▸ **YOUR TASK**:
Search the entries for the word "modified". Copy every line that holds it.

▸ **Page and application data records**:

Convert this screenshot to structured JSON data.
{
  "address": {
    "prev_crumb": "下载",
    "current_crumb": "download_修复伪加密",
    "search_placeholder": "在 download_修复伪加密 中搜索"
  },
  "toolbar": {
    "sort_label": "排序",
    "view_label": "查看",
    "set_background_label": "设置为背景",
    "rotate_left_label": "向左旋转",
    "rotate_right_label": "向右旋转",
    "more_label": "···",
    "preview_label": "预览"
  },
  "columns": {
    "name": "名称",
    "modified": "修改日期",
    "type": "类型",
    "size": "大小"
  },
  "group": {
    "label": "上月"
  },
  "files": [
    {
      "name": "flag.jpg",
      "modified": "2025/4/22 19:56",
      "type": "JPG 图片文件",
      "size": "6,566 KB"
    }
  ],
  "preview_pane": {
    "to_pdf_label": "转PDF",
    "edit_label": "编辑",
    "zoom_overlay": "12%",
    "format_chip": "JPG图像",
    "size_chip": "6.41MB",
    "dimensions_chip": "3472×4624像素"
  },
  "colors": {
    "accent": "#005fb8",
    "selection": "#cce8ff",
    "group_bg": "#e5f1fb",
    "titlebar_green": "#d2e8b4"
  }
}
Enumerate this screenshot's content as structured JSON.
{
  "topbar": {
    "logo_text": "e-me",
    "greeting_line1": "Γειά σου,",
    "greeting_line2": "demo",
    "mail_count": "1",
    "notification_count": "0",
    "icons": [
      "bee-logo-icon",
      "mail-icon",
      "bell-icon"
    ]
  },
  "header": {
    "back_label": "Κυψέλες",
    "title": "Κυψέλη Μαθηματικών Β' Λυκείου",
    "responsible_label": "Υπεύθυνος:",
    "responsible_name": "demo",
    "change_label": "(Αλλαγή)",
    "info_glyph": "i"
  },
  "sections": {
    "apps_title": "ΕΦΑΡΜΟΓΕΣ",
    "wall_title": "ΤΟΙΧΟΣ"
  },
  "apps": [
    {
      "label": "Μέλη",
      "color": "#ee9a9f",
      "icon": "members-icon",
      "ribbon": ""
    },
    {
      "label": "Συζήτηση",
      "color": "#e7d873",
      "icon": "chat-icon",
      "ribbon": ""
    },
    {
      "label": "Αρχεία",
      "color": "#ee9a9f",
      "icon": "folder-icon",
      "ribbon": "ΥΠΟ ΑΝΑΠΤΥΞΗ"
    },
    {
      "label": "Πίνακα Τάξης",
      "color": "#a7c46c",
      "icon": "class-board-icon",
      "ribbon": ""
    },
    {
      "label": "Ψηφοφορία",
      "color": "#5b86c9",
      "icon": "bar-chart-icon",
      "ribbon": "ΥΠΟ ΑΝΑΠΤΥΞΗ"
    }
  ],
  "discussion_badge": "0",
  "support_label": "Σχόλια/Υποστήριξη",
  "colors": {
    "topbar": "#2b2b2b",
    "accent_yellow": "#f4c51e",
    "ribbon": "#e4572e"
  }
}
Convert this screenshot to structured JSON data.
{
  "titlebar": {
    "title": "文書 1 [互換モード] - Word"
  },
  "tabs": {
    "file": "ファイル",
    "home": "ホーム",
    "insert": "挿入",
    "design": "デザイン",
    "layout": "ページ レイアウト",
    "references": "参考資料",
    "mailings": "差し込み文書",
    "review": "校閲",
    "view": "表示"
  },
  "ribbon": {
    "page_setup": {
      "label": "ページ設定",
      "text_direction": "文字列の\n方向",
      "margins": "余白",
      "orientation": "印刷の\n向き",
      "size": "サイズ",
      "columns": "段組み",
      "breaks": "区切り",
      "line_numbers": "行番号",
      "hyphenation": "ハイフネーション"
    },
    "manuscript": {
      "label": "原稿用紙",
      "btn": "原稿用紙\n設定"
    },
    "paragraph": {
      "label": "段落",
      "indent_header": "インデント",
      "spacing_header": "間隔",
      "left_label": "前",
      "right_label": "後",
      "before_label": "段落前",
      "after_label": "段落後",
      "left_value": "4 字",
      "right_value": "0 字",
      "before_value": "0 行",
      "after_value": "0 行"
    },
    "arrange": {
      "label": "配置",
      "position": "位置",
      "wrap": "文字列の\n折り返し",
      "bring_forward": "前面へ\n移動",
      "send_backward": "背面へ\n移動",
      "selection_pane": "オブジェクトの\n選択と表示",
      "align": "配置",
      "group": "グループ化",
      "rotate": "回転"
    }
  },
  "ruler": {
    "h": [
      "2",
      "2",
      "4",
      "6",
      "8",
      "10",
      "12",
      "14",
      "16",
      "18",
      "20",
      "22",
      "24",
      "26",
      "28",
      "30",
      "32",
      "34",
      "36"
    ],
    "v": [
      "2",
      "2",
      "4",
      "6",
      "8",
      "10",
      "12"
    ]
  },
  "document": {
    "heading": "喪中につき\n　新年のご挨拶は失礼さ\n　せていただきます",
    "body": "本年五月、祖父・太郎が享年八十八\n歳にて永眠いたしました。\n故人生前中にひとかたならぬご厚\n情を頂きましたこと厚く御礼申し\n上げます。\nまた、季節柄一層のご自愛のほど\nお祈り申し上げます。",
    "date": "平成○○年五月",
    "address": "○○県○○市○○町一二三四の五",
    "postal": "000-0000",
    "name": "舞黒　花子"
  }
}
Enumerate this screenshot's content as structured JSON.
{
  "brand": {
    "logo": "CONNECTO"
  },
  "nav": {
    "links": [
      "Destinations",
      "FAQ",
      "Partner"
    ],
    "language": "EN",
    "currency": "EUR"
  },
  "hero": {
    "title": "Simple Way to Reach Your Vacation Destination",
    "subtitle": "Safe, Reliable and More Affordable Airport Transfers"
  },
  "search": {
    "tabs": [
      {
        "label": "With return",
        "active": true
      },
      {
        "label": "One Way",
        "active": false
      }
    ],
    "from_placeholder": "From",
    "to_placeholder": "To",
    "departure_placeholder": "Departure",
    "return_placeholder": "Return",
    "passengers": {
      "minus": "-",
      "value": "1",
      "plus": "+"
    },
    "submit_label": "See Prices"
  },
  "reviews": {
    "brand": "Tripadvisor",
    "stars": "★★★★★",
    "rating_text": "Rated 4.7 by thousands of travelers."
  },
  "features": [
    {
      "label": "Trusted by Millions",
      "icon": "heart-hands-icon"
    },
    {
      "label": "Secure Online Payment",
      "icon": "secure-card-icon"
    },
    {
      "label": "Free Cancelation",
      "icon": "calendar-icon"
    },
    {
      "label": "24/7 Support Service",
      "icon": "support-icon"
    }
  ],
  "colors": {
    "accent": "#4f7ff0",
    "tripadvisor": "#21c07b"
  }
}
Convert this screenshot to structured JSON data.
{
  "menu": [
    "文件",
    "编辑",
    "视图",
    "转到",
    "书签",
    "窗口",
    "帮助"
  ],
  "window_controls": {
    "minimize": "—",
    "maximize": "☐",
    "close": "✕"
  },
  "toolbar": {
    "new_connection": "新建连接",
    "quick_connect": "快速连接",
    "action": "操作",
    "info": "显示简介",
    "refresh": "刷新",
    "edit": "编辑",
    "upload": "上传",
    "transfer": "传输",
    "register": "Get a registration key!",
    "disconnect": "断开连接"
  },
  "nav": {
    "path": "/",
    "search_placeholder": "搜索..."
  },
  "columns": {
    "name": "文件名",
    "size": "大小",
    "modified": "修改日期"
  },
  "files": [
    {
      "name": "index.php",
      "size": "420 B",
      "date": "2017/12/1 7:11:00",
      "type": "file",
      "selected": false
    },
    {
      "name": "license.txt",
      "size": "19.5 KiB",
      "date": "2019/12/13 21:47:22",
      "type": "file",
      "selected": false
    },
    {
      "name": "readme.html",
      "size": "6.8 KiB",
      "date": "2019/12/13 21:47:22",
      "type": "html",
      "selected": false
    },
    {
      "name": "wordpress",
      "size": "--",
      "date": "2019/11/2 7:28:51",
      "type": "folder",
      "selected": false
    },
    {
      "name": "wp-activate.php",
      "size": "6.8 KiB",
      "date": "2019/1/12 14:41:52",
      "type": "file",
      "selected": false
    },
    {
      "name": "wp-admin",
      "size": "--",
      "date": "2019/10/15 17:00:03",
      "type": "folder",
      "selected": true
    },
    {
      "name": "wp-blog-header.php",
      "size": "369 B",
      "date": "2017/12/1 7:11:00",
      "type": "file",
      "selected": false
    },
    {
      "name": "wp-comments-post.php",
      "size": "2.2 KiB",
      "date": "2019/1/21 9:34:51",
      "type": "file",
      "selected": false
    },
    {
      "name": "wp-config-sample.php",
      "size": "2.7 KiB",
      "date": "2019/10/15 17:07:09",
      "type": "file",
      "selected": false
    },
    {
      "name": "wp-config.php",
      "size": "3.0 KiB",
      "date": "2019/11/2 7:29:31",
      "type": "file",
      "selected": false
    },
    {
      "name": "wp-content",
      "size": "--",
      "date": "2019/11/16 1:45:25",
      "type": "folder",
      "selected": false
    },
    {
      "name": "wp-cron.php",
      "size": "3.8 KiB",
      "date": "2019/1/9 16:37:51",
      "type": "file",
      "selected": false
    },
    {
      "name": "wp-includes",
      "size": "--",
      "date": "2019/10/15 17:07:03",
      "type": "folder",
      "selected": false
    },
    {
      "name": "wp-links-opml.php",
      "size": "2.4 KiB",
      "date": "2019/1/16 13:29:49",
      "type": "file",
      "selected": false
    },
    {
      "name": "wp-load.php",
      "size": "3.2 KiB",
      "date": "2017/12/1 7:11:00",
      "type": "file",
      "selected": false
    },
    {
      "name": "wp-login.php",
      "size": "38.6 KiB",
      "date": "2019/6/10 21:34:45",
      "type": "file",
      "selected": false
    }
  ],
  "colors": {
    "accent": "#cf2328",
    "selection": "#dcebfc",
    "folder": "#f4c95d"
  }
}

▸ **ANSWER TO THE PROBLEM**:
    "modified": "修改日期",
      "modified": "2025/4/22 19:56",
    "modified": "修改日期"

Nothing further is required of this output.